--- Material provided ---
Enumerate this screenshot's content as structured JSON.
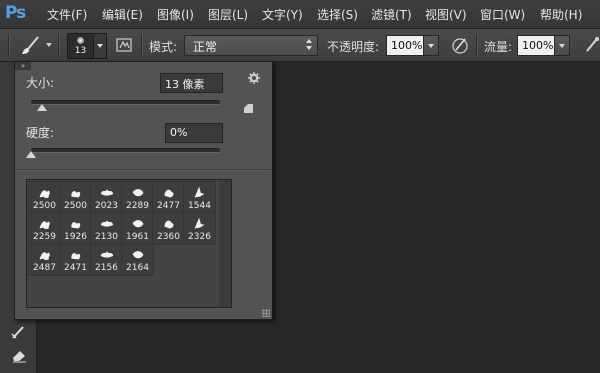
{
  "app": {
    "logo": "Ps"
  },
  "menu": [
    {
      "label": "文件(F)"
    },
    {
      "label": "编辑(E)"
    },
    {
      "label": "图像(I)"
    },
    {
      "label": "图层(L)"
    },
    {
      "label": "文字(Y)"
    },
    {
      "label": "选择(S)"
    },
    {
      "label": "滤镜(T)"
    },
    {
      "label": "视图(V)"
    },
    {
      "label": "窗口(W)"
    },
    {
      "label": "帮助(H)"
    }
  ],
  "options_bar": {
    "tool_icon": "brush-icon",
    "brush_size": "13",
    "mode_label": "模式:",
    "mode_value": "正常",
    "opacity_label": "不透明度:",
    "opacity_value": "100%",
    "flow_label": "流量:",
    "flow_value": "100%"
  },
  "brush_popup": {
    "collapse_glyph": "»",
    "size_label": "大小:",
    "size_value": "13 像素",
    "size_slider": 0.06,
    "hardness_label": "硬度:",
    "hardness_value": "0%",
    "hardness_slider": 0.0,
    "presets": [
      "2500",
      "2500",
      "2023",
      "2289",
      "2477",
      "1544",
      "2259",
      "1926",
      "2130",
      "1961",
      "2360",
      "2326",
      "2487",
      "2471",
      "2156",
      "2164"
    ]
  },
  "colors": {
    "canvas": "#282828",
    "panel": "#535353",
    "logo": "#4fa3e8"
  }
}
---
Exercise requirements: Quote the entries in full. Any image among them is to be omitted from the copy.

Output of the exercise:
Enumerate this screenshot's content as structured JSON.
{
  "app": {
    "logo": "Ps"
  },
  "menu": [
    {
      "label": "文件(F)"
    },
    {
      "label": "编辑(E)"
    },
    {
      "label": "图像(I)"
    },
    {
      "label": "图层(L)"
    },
    {
      "label": "文字(Y)"
    },
    {
      "label": "选择(S)"
    },
    {
      "label": "滤镜(T)"
    },
    {
      "label": "视图(V)"
    },
    {
      "label": "窗口(W)"
    },
    {
      "label": "帮助(H)"
    }
  ],
  "options_bar": {
    "tool_icon": "brush-icon",
    "brush_size": "13",
    "mode_label": "模式:",
    "mode_value": "正常",
    "opacity_label": "不透明度:",
    "opacity_value": "100%",
    "flow_label": "流量:",
    "flow_value": "100%"
  },
  "brush_popup": {
    "collapse_glyph": "»",
    "size_label": "大小:",
    "size_value": "13 像素",
    "size_slider": 0.06,
    "hardness_label": "硬度:",
    "hardness_value": "0%",
    "hardness_slider": 0.0,
    "presets": [
      "2500",
      "2500",
      "2023",
      "2289",
      "2477",
      "1544",
      "2259",
      "1926",
      "2130",
      "1961",
      "2360",
      "2326",
      "2487",
      "2471",
      "2156",
      "2164"
    ]
  },
  "colors": {
    "canvas": "#282828",
    "panel": "#535353",
    "logo": "#4fa3e8"
  }
}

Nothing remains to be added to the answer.